“Because of the interplay of racial animosity, class tensions, gender role differentiation, and regional economic variations, black women as a rule developed a politics of silence, and adhered to a cult of secrecy, a culture of dissemblance, to protect the sanctity of the inner aspects of their lives. The dynamics of dissemblance involved creating the appearance of disclosure, or openness about themselves and their feelings, while actually remaining enigmatic. Only with secrecy, thus achieving a self-imposed invisibility, could ordinary black women acquire the psychic space and gather the resources needed to hold their own in their often one-sided and mismatched struggle to resist oppression.” p.41
“The inclination of the larger society to ignore them as elements considered ‘marginal’ actually enabled subordinate black women to fashion the veil of secrecy, or ‘invisibility,’ but paradoxically contributed to their failure to realize equal opportunity or to receive respect in the larger society. There would be no room on the pedestal for the southern black lady, nor could she join her white sisters in the prison of ‘true womanhood.’ In other words, stereotypes, negative images, and debilitating assumptions filled the space left empty due to inadequate and erroneous information about the true contributions, capabilities, and identities of black women.” p.42
“I would argue that a secret, undisclosed persona allowed the individual black woman to function, to work effectively as a domestic in white households, to bear and rear children, endure the domestic violence of frequently under- or unemployed mates, to support churches, found institutions, and engage in patriarchal, middle-class America.” p. 43
“To counter negative stereotypes many black women felt compelled to downplay, even deny, sexual expression. The twin obsessions with naming and combating sexual exploitation tinted and shaped black women’s support even of the suffrage movement.” p.45
“As the institutional infrastructure of black women’s clubs, sororities, church-based women’s groups, and charity organizations sank roots into black communities, it encouraged its members to embrace those values, behaviors, and attitudes traditionally associated with the middle-classes.” p. 45
Culture of Dissemblance
Hine, Darlene Clark
Hine Sight: Black Women and the Re-Construction of American History
Carlson Publishing Brooklyn, New York, 1994

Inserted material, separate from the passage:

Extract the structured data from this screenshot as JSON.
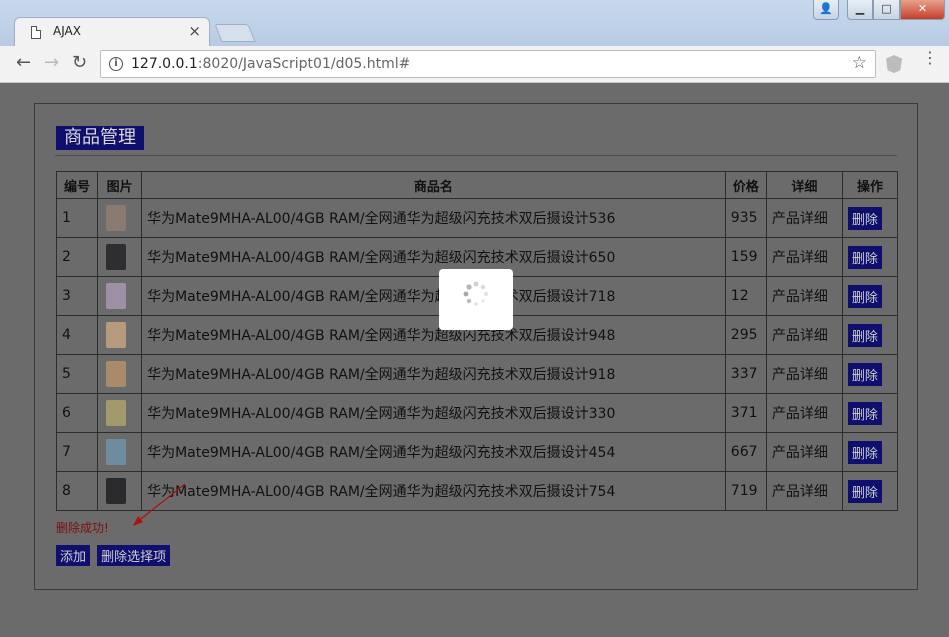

Eye to Eye: Black Women, Hatred, and Anger
An abbreviated version of this essay was published in Essence, vol 14, no. 6(October 1983)
Sister Outsider: Essays and Speeches
Crossing Press, 1984, 2007